EXTRACTED INFORMATION –
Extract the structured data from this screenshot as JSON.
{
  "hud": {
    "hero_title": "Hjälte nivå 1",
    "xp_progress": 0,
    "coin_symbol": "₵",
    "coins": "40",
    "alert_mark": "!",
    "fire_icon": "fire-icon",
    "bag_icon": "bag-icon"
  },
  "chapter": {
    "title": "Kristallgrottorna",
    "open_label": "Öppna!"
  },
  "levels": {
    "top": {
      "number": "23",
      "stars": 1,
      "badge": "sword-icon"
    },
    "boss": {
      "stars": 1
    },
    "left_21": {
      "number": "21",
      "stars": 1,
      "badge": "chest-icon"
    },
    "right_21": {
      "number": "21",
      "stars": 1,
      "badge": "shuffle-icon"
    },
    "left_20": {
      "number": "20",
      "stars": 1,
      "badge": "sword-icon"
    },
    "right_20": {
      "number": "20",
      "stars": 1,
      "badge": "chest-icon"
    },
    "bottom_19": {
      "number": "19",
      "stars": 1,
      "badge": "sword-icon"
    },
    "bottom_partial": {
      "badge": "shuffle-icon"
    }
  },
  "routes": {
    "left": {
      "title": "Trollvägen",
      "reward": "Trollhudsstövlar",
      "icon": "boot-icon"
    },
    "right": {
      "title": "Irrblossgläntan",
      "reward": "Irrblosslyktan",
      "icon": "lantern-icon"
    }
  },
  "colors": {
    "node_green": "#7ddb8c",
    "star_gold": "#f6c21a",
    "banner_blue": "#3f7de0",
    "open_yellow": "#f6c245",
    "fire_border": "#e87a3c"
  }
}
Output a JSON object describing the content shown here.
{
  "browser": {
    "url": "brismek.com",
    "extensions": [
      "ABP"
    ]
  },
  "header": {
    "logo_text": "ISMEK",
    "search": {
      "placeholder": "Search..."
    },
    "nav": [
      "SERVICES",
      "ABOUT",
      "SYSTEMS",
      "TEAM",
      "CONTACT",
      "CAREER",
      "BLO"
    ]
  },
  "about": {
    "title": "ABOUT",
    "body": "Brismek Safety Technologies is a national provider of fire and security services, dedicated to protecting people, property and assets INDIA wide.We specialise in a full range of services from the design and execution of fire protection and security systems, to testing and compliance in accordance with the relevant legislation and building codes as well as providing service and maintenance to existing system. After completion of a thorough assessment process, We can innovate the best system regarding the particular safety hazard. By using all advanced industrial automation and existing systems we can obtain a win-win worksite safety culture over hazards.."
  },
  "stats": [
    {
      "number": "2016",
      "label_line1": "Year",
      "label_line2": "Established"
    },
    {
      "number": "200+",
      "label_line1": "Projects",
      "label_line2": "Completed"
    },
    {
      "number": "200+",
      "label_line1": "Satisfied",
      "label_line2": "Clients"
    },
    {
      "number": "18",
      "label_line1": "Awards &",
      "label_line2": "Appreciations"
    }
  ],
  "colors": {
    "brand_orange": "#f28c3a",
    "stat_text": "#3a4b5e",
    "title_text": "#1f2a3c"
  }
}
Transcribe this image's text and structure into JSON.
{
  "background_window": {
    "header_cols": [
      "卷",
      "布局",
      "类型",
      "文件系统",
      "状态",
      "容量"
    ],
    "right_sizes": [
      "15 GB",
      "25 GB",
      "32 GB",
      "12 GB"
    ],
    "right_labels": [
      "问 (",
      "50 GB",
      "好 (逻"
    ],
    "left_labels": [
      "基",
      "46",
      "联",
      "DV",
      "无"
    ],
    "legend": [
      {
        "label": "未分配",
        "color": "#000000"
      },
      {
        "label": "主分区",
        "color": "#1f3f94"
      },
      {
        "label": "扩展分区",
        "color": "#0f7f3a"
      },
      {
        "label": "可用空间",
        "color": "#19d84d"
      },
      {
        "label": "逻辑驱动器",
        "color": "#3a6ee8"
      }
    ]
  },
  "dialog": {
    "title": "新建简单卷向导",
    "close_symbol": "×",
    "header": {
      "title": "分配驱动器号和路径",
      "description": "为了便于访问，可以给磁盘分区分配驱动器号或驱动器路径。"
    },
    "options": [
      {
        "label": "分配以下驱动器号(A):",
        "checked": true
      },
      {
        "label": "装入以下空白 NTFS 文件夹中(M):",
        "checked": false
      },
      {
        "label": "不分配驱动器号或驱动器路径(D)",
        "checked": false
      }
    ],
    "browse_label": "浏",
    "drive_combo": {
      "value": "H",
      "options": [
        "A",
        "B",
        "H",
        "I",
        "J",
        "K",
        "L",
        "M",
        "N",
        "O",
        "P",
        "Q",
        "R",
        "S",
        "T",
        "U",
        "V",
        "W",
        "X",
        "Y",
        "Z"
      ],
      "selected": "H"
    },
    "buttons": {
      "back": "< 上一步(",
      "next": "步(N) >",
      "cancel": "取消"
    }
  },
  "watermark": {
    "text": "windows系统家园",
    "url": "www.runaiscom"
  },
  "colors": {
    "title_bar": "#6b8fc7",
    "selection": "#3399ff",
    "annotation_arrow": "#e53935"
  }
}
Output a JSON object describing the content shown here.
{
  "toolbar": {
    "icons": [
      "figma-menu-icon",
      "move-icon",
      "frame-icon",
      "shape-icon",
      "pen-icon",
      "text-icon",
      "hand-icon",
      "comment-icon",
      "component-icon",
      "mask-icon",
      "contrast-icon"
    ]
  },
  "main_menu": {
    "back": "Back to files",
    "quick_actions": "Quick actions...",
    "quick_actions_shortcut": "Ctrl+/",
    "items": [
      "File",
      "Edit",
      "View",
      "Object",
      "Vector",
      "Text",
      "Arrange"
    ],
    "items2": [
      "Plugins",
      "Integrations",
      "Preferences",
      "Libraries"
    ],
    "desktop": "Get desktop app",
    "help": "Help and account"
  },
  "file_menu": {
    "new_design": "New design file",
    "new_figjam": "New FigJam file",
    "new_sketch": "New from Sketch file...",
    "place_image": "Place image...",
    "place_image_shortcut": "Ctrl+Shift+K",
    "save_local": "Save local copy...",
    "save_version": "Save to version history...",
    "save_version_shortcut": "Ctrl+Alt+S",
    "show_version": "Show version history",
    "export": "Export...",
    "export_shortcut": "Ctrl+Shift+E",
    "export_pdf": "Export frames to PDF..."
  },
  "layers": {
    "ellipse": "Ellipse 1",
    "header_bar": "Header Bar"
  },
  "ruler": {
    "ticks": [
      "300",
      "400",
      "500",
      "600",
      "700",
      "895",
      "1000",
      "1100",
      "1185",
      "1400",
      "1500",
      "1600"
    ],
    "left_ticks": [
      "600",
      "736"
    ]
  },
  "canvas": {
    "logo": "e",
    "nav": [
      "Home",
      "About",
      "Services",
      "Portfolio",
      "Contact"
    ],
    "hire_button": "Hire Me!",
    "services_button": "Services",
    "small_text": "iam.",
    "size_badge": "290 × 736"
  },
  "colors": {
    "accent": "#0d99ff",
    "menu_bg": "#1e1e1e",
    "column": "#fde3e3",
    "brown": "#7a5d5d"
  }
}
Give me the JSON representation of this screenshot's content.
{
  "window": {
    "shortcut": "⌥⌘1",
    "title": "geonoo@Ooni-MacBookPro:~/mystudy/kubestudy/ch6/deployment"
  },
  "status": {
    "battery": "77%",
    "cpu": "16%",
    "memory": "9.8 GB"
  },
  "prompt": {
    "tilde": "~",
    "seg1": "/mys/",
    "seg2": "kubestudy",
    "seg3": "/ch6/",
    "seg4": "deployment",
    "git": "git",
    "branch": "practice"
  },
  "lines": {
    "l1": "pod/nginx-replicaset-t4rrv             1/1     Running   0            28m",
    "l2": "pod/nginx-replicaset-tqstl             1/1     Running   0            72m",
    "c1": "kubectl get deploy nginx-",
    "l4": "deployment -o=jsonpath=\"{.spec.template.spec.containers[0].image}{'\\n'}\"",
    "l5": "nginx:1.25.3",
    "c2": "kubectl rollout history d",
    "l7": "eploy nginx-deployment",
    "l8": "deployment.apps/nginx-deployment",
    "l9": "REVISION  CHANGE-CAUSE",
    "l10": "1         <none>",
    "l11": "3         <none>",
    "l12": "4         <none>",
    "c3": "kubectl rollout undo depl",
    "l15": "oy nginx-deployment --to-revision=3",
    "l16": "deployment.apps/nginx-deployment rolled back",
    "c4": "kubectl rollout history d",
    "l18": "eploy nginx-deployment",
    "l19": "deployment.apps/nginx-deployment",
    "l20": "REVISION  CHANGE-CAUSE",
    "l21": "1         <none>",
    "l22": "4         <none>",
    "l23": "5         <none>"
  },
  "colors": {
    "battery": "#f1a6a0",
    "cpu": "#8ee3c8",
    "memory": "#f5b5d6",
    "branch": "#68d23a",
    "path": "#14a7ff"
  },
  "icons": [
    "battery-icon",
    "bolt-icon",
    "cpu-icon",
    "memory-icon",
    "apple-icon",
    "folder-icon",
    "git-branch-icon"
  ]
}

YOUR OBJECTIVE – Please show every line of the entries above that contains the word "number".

RESULT FOR THIS TASK –
      "number": "23",
      "number": "21",
      "number": "21",
      "number": "20",
      "number": "20",
      "number": "19",
      "number": "2016",
      "number": "200+",
      "number": "200+",
      "number": "18",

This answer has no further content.